The author of The Life of Kingsley Amis (2007) returns with the first installment of a two-volume biography of Saul Bellow (1915-2005), winner of the Nobel Prize for Literature in 1976.

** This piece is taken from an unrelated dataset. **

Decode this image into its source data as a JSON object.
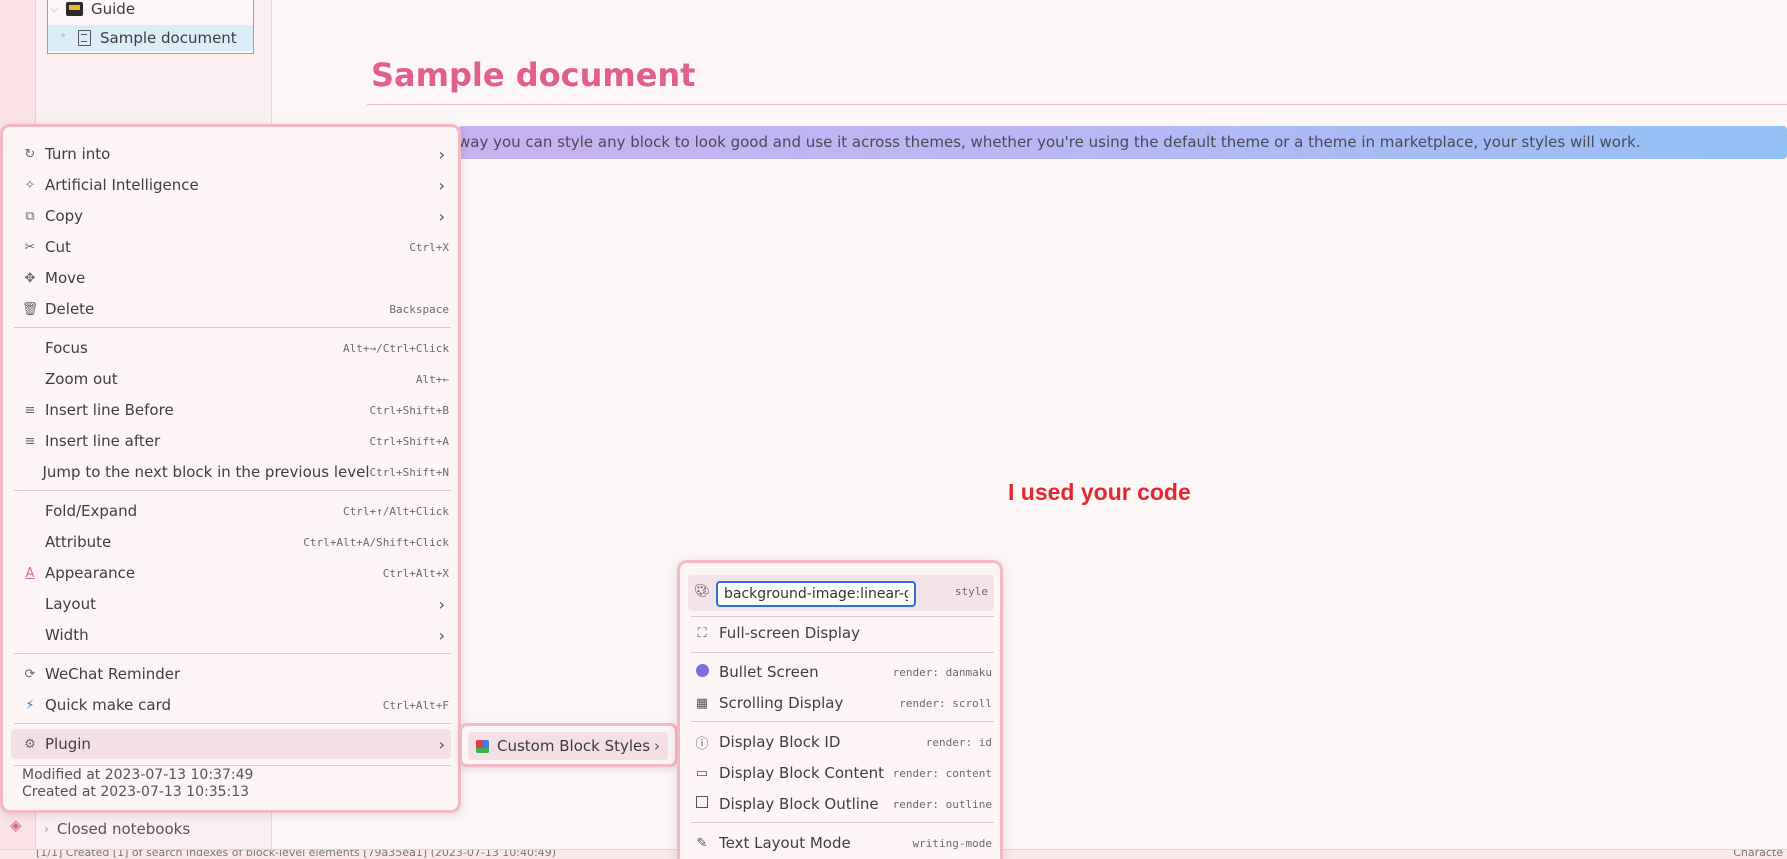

Leader (English/Univ. of Roehampton) is a believer in the hefty biography (Amis’ nears 1,000 pages), and his new volume—which takes us to the publication of Bellow’s Herzog—will bend a hardwood shelf, as well. The research underlying the text is formidable. Leader certainly read everything, talked to everyone relevant who would talk with him (not everyone would), and visited numerous significant sites. Throughout, the author expresses his gratitude to the (few) Bellow biographers who have gone before, occasionally pausing to disagree—especially with James Atlas, although Leader later provides some praise in source notes. In structure, this volume is traditional. After an introduction that praises Bellow, he takes us to Russia (Bellow’s ancestral home) and then marches steadily forward chronologically. In many places, the author stops his narrative to explore fictional analogs among Bellow’s actual experiences, friends, and lovers. This occurs in every section and sometimes goes on for quite a while, occasionally trying even an indulgent reader’s patience. But what a busy life Bellow had. He taught at the University of Minnesota, Bard College, the University of Chicago, and at other venues, including Puerto Rico, where he found the heat oppressive. Among his students were William Kennedy and Donald Barthelme. Bellow also traveled around Europe, and he hung out with Ralph Ellison, partied with Gore Vidal, dined with Marilyn Monroe, attended a Kennedy White House tribute to André Malraux, had sex with myriad women—but was stunned to discover that his second wife had been having a long affair with one of his friends, writer Jack Ludwig. Some violence ensued. The volume ends with some pages about Herzog, the novel that propelled Bellow into celebrity.
Will now stand as the definitive Bellow biography.